Beyond the skills and attitudes, let me mention an often neglected facet of your teaching: the substantial body of knowledge acquired by your students. Debate students study about complex issues of public policy. In the fall of 1971, we were debating a topic concerning the jury system. I bet there were not many ninth graders who, when asked by their parents what they wanted for Christmas, gave the answer I did. I wanted a copy of The American Jury, the famous book by Professors Harry Kalven and Hans Zeisel. If ideas are the currency of our political system, your students leave high school with hefty savings accounts.
How many times have you heard a news report about some startling new development, only to realize that you heard about it years ago in debate? For example, the first time I encountered the notion that there were forces that might cause the collapse of the Soviet Union resulting in dangerous regional instability was in a high school debate over a decade ago. Silly academic dream-world arguments? I say if you want a glimpse at the issues of 2005, listen to a high school debate today.
Of course, exposure to the complexity of issues and the value of research imparts another critical lesson to students. In an age when politics seems driven by polling data based on quick and easy responses to general propositions, it is your students who are most likely to respond by saying “What are the specifics of the plan?” or “I’d have to do some research to give you an intelligent answer.”
Finally, I want to remark about an even more neglected fact about your work, and that is the achievement of the learning you do. Being a coach is to be enrolled in a continuing graduate course in public policy.
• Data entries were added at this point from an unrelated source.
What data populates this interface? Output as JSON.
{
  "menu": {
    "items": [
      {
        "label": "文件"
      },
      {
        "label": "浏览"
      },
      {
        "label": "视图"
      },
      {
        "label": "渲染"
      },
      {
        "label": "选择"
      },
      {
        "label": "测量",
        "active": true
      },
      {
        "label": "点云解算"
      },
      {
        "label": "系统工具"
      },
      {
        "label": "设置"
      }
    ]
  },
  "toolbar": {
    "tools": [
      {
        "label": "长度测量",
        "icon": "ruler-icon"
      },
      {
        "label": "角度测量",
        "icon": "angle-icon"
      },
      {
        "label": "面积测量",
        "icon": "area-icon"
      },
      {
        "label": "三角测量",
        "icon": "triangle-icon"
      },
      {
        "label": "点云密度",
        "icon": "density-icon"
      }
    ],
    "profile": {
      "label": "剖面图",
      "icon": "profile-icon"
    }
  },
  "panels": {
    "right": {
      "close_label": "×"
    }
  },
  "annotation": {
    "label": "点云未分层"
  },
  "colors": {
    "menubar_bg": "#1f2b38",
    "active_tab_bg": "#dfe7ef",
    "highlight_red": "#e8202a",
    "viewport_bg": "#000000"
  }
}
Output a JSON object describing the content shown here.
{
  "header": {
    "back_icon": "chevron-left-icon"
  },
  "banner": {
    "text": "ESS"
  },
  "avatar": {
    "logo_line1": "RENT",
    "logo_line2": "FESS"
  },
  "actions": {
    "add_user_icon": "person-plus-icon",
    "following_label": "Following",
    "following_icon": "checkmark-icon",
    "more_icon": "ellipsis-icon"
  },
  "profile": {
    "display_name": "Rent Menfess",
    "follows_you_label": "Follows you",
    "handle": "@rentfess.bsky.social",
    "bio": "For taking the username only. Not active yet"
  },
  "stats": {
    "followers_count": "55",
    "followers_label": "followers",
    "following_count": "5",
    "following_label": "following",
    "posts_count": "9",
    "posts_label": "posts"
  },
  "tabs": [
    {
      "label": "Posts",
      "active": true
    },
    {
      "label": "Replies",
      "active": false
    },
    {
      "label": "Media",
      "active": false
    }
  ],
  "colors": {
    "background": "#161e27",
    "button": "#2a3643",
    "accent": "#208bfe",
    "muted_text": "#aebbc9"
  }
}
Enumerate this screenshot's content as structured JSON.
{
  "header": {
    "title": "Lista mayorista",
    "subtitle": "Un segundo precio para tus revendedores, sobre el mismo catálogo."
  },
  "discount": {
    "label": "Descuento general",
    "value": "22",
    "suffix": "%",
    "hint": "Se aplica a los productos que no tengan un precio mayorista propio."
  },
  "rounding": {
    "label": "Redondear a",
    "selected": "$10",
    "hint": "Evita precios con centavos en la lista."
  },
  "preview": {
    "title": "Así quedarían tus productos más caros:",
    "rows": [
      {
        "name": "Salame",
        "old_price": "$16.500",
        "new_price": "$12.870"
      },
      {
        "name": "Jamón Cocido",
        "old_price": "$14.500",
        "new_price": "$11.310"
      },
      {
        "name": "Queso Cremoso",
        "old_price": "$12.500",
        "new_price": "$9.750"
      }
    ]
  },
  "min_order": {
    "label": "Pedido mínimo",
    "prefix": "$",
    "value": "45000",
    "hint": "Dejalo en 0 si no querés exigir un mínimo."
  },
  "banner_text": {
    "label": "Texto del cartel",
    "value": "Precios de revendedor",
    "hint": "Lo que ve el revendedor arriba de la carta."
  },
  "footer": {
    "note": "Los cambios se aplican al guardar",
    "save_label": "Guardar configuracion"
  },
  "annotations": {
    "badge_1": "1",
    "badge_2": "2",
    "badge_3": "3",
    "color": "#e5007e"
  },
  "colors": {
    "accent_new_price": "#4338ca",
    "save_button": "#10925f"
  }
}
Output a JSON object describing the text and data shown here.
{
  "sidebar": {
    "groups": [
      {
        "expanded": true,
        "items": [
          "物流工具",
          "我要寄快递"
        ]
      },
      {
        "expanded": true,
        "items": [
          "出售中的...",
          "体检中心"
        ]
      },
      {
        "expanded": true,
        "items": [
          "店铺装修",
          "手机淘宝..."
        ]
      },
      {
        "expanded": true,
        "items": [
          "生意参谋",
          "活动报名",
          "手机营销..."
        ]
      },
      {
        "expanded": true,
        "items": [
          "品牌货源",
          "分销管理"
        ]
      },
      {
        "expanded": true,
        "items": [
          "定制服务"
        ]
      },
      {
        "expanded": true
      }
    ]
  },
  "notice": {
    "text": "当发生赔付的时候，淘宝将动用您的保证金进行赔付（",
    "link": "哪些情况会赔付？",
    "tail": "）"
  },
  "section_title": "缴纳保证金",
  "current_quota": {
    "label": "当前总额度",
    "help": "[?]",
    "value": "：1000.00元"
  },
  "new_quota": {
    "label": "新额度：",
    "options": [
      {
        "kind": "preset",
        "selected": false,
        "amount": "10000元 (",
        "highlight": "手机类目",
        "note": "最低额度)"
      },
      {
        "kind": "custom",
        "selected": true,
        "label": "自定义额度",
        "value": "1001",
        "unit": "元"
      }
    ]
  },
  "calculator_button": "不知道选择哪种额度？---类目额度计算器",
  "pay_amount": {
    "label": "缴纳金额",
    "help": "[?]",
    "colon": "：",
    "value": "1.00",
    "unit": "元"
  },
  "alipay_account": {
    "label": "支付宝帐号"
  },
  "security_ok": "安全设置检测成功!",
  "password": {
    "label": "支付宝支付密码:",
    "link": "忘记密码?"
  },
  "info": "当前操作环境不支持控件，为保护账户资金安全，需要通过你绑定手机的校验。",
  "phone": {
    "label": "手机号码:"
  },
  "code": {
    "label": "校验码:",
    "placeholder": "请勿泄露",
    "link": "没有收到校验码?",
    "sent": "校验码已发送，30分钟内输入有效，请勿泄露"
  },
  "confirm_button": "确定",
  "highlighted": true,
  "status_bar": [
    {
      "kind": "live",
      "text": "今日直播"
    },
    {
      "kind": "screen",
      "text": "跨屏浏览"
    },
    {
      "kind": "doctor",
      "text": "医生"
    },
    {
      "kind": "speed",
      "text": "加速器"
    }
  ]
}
You are members of what might be called “The Academy of Debate.” The knowledge acquired over the years by career coaches is formidable. As a person who graduated from “The Academy of Debate”, I envy the breadth and depth of your continuing education. This group is a great resource with tremendous potential to do good.
And so I congratulate you on your careers in coaching. I know it is consuming, hard work. But when you are next pacing a dank, dark school corridor late on a weekend evening, waiting for the last round to end and the long drive home, please be mindful of the chain reaction of good effects you continually set off, and remember that it touches people—at that very moment and for generations.
Jim Fleissner has been a Professor of Law at Mercer University since 1994. As a high school debater at Marquette University High School, he reached the semifinals of NFL Nationals and was the champion of CFL Nationals, the Bicentennial Forum in Philadelphia, the Motor City Special in Detroit, the Ruby Krider Tournament in Tennessee, and the National Round Robin in Washington, DC. After high school, Fleissner coached at his alma mater and at the Kinkaid School in Houston. He earned a J.D. from the University of Chicago Law School in 1986 and has had a distinguished career in both academia and government service.